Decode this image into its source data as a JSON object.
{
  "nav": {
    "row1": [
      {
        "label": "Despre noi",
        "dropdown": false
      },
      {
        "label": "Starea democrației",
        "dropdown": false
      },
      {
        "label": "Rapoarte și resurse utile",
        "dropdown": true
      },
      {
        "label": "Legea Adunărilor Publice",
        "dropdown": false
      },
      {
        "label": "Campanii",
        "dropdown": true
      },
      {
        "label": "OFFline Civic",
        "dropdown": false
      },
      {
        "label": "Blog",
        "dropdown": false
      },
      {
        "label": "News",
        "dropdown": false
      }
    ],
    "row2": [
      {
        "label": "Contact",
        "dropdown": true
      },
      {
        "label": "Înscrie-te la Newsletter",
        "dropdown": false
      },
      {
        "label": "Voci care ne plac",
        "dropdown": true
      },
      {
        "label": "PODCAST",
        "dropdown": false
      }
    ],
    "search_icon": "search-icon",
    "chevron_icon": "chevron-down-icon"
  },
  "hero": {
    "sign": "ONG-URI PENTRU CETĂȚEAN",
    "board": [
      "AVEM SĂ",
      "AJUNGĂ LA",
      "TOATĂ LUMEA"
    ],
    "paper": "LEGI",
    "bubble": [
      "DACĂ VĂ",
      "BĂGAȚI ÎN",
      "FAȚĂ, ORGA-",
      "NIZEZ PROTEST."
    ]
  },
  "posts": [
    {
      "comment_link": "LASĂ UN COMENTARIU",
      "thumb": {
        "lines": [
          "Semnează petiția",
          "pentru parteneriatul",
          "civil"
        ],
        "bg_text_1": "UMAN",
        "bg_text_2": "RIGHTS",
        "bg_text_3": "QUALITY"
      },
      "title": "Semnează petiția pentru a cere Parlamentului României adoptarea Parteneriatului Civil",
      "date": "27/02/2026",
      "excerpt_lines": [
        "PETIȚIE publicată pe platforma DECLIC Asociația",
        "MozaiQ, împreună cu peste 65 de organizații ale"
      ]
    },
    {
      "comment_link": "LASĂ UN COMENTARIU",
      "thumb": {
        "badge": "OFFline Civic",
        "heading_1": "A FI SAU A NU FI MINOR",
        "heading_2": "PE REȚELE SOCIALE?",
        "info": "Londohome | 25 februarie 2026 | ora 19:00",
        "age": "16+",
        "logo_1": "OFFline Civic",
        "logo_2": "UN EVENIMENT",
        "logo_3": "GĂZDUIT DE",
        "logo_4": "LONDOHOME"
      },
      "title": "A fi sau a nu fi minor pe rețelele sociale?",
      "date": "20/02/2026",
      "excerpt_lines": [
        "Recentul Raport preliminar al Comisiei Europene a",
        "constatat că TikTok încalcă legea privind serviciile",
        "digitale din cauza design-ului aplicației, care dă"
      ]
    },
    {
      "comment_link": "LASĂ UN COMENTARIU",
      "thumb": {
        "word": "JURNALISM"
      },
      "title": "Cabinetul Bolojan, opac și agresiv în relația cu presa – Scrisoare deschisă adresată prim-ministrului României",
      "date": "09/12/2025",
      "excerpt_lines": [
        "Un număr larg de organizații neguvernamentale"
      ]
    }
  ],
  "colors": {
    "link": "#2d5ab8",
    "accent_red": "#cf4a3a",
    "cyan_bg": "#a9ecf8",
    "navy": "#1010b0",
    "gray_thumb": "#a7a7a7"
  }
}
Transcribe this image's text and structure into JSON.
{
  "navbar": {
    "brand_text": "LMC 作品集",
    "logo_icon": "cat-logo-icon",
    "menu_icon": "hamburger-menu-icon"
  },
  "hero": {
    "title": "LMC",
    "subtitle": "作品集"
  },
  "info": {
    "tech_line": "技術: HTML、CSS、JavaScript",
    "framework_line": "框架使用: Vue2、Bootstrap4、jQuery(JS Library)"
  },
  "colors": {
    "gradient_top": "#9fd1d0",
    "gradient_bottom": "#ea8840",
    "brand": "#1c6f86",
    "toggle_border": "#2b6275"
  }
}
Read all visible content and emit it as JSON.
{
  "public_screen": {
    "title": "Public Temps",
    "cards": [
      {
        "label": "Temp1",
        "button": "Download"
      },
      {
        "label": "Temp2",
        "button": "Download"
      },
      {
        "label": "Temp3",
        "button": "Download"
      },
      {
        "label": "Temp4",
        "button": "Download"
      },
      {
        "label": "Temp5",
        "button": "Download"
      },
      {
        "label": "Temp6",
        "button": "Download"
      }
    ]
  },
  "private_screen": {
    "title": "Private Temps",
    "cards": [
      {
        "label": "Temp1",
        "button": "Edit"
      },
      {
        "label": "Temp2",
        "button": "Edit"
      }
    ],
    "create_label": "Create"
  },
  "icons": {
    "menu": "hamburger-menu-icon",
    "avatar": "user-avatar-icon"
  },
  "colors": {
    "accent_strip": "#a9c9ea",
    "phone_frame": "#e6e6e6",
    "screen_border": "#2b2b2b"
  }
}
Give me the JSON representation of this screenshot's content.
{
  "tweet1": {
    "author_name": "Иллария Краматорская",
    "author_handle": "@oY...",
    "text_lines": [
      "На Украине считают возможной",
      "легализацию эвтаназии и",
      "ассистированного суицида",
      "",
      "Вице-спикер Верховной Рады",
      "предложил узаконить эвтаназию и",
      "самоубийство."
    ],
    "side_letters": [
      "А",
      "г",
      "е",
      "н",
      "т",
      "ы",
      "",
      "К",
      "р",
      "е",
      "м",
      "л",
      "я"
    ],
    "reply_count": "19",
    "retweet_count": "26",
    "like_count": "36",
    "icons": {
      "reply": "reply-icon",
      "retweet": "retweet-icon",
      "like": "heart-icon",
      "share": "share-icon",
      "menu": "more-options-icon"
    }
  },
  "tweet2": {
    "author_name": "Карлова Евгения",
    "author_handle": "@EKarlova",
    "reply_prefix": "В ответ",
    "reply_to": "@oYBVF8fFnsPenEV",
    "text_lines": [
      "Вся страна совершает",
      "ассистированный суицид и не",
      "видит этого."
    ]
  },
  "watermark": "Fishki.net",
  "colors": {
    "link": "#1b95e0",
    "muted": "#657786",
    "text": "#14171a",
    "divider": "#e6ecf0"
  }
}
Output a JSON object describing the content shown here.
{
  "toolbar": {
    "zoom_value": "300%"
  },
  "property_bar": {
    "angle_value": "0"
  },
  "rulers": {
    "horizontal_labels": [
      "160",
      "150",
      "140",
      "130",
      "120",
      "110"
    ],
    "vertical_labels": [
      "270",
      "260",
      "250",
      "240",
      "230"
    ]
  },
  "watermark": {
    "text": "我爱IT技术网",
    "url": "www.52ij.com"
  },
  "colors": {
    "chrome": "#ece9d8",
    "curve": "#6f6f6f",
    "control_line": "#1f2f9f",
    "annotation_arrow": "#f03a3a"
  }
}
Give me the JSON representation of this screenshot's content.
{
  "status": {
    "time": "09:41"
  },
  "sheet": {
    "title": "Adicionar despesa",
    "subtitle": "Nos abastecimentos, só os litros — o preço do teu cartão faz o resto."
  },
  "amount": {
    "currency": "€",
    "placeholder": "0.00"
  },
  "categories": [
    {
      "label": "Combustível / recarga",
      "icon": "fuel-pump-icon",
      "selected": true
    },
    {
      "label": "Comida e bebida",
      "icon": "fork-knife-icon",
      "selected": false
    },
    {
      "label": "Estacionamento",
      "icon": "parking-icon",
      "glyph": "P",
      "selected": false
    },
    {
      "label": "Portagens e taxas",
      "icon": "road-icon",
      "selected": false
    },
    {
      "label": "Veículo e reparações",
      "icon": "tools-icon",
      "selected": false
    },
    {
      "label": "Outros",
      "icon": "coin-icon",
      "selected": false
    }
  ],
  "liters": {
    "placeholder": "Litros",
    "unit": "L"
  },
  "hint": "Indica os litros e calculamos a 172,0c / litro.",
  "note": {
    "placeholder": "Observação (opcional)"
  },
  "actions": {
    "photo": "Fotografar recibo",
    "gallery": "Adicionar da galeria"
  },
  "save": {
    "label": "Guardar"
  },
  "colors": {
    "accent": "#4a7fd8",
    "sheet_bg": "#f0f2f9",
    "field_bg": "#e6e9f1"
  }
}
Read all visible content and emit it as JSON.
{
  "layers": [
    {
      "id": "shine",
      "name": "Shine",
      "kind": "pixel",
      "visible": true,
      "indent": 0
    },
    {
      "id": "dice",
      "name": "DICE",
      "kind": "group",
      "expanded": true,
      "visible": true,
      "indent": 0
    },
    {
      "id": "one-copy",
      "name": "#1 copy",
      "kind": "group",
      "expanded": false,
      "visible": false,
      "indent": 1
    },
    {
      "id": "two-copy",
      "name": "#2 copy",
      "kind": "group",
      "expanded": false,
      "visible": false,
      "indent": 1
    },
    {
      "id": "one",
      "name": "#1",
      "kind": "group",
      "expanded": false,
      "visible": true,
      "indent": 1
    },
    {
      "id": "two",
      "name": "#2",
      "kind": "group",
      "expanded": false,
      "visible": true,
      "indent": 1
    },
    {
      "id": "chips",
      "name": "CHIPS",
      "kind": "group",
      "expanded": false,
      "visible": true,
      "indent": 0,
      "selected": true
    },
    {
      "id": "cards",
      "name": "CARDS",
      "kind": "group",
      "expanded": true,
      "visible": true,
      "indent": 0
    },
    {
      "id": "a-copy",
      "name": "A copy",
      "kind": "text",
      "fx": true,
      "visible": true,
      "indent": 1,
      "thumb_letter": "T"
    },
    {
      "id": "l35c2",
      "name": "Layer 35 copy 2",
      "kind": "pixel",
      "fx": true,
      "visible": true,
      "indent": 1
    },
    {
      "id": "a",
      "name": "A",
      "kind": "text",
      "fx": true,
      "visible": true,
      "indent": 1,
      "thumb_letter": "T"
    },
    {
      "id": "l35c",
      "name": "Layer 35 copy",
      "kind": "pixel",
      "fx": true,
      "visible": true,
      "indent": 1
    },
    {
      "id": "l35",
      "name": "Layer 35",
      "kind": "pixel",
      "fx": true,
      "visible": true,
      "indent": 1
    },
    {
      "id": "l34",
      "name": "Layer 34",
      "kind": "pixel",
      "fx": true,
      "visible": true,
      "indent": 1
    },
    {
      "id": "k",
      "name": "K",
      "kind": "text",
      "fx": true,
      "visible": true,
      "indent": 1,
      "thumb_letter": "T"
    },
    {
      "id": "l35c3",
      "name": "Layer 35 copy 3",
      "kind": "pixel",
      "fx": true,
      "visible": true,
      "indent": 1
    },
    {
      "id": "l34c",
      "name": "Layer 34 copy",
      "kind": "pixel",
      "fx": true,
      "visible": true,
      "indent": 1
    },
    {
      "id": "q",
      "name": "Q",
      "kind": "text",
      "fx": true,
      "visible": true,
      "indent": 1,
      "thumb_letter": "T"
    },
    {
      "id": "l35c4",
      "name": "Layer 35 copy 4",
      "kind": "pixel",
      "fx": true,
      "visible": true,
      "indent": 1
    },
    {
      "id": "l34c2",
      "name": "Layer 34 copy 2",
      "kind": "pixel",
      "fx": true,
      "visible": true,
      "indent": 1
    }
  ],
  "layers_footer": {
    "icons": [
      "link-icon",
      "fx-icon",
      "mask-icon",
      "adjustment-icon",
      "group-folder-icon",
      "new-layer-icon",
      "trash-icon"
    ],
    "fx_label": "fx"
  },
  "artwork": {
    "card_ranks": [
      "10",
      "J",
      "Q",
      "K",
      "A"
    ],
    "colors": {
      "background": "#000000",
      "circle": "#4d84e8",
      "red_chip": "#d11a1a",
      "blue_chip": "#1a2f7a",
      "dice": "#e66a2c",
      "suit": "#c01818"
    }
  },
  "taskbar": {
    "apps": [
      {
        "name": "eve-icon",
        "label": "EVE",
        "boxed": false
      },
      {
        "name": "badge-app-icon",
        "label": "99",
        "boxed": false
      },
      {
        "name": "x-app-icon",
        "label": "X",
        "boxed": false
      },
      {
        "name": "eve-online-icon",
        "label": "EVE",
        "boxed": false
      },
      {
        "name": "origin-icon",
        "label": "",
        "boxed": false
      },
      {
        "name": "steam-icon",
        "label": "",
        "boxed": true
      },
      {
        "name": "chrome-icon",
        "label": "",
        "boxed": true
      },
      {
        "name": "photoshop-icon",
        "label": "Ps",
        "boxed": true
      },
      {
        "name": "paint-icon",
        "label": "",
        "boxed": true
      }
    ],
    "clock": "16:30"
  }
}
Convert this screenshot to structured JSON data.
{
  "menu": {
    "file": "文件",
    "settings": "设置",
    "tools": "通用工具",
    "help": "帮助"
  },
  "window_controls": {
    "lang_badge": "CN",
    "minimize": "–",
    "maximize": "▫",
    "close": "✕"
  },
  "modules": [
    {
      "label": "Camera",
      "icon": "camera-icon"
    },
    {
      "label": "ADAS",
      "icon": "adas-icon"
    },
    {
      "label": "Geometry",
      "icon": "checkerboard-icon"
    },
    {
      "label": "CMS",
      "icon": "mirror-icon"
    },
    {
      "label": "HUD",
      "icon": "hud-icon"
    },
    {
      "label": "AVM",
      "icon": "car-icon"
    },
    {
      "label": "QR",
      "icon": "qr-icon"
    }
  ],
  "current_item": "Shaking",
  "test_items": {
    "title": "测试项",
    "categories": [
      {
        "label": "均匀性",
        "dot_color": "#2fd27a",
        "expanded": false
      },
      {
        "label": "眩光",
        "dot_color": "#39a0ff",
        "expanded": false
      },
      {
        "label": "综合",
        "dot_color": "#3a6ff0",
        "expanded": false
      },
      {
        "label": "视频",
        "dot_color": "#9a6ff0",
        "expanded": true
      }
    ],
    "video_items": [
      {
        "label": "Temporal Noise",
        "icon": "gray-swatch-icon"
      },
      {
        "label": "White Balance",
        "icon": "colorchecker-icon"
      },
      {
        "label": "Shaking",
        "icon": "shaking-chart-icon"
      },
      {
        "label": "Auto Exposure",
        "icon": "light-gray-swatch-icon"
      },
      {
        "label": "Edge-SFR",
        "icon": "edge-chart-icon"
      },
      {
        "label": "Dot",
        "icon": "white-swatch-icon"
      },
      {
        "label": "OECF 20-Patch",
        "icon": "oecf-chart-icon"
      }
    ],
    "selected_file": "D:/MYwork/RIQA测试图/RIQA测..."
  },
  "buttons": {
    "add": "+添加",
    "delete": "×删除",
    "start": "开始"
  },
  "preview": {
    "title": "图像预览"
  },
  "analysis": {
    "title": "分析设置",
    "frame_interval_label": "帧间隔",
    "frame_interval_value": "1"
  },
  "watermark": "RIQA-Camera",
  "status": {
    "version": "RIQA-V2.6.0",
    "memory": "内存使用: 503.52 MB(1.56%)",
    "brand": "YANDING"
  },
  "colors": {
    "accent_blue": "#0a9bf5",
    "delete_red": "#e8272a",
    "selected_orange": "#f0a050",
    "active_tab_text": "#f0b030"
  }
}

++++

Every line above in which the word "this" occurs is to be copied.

> [SOLUTION BELOW]:
Decode this image into its source data as a JSON object.
Transcribe this image's text and structure into JSON.
Give me the JSON representation of this screenshot's content.
Give me the JSON representation of this screenshot's content.
Convert this screenshot to structured JSON data.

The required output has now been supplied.